An appeal by An Taisce against Monaghan County Council’s decision to approve plans for a new Tesco at Ardee Road, Carrickmacross, led to  An Bord Pleanála refusing permission because it would result “in an excessive level of retailing” that would “negatively impact” on the town. Photograph: Dara Mac Dónaill

An appeal by An Taisce against Monaghan County Council’s decision to approve plans for a new Tesco at Ardee Road, Carrickmacross, led to An Bord Pleanála refusing permission because it would result “in an excessive level of retailing” that would “negatively impact” on the town. Photograph: Dara Mac Dónaill

 

A detailed look at the decisions by An Bord Pleanála shows that it takes a relatively consistent line against proposals for out-of-town retailing, on the grounds that such schemes would have an “adverse impact on the vitality and viability of the existing town centre” – wherever it is.

In July 2010, for example, the appeals board refused permission for a large retail development at Newtown, on the outskirts of Bantry, Co Cork, consisting of 7,200sq m of floor space and parking for 500 cars on the basis that it would be “at some remove” from the town centre.

Last December, though, it approved plans by developers Richard Coffey and Donal Hunt for a supermarket at Newtown after the site had been included within the settlement boundary of Bantry – subject to the net retail floor space being reduced from 2,776sq m to 2,082 sq m.

An appeal by An Taisce against Monaghan County Council’s decision to approve plans for a new Tesco at Ardee Road, Carrickmacross, led to the board refusing permission because it would result “in an excessive level of retailing” that would “negatively impact” on the town.

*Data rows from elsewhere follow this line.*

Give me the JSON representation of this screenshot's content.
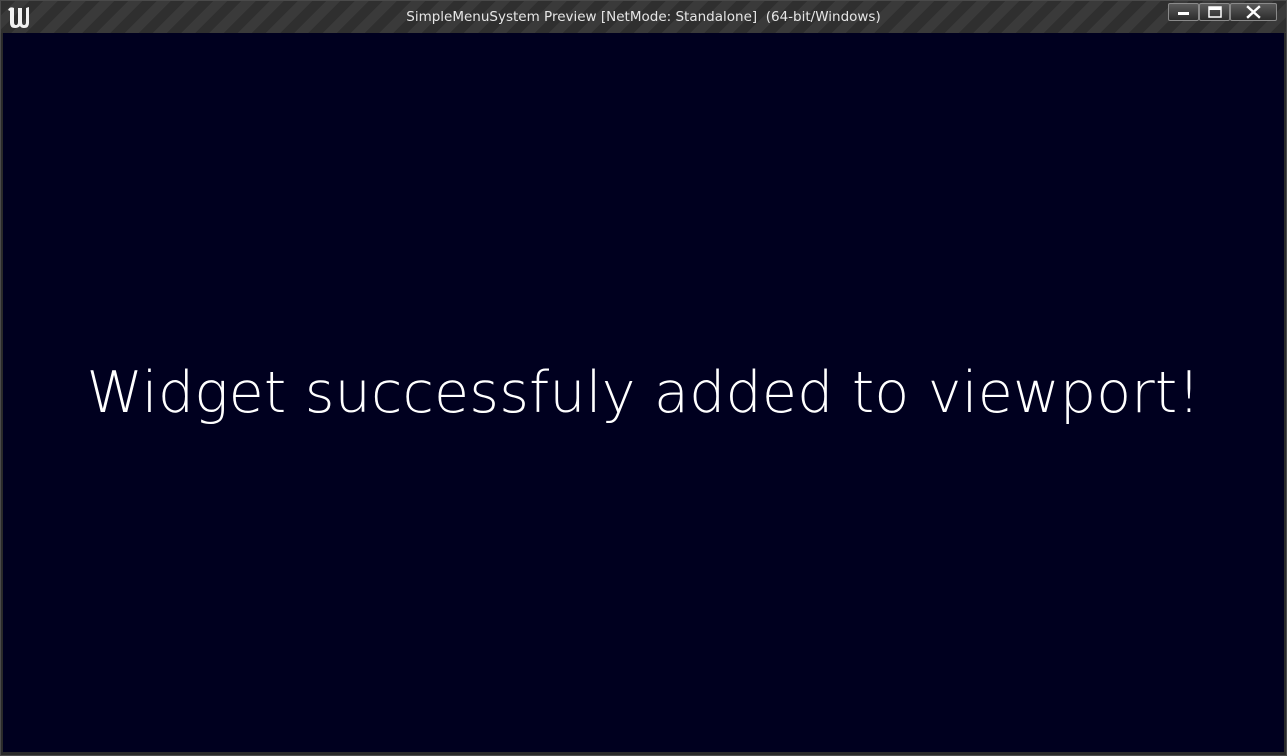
{
  "window": {
    "title": "SimpleMenuSystem Preview [NetMode: Standalone]  (64-bit/Windows)",
    "app_icon": "unreal-engine-logo-icon",
    "controls": {
      "minimize_icon": "minimize-icon",
      "maximize_icon": "maximize-icon",
      "close_icon": "close-icon"
    }
  },
  "viewport": {
    "background_color": "#00001f",
    "message": "Widget successfuly added to viewport!",
    "message_color": "#ffffff"
  }
}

Planning inspector Siobhán Carroll advised the board that there were alternative sites closer to the town centre that could accommodate a large-scale retail facility with underground car parking, but it appeared that Tesco “did not consider” the option of basement parking.

In the case of Tuam, Co Galway, where developer Pat Donoghue was planning a retail-based mixed use development with 570 parking spaces on the N17, about a kilometre north of the town, the board rejected senior planning inspector Karla McBride’s recommendation in favour.

With a gross floor area of 16,500sq m, the board ruled that the scheme would “seriously injure the vitality and viability” of the town centre. It also had reservations about “road safety for pedestrians and cyclists”, saying this would need to be addressed.

An Bord Pleanála has also taken exception to the design of supermarkets as “single-storey, monofunctional development[s], with extensive surface car parking as a dominant feature”, the main reason for refusing a Tesco scheme on Nurney Road, Kildare.

However, the board gran- ted permission to Tiernan Properties for a classic Tesco “big box” in Roscrea, Co Tipperary, even though it is incongruously located right next to the town’s 12th century round tower and Hiberno-Romanesque gable of Saint Crónán’s monastery.

Last June, it approved plans for a new Tesco anchor store with 551 parking spaces at the Liffey Valley shopping centre at Quarryvale, west Dublin, on the basis that it is now officially designated as a “town centre”.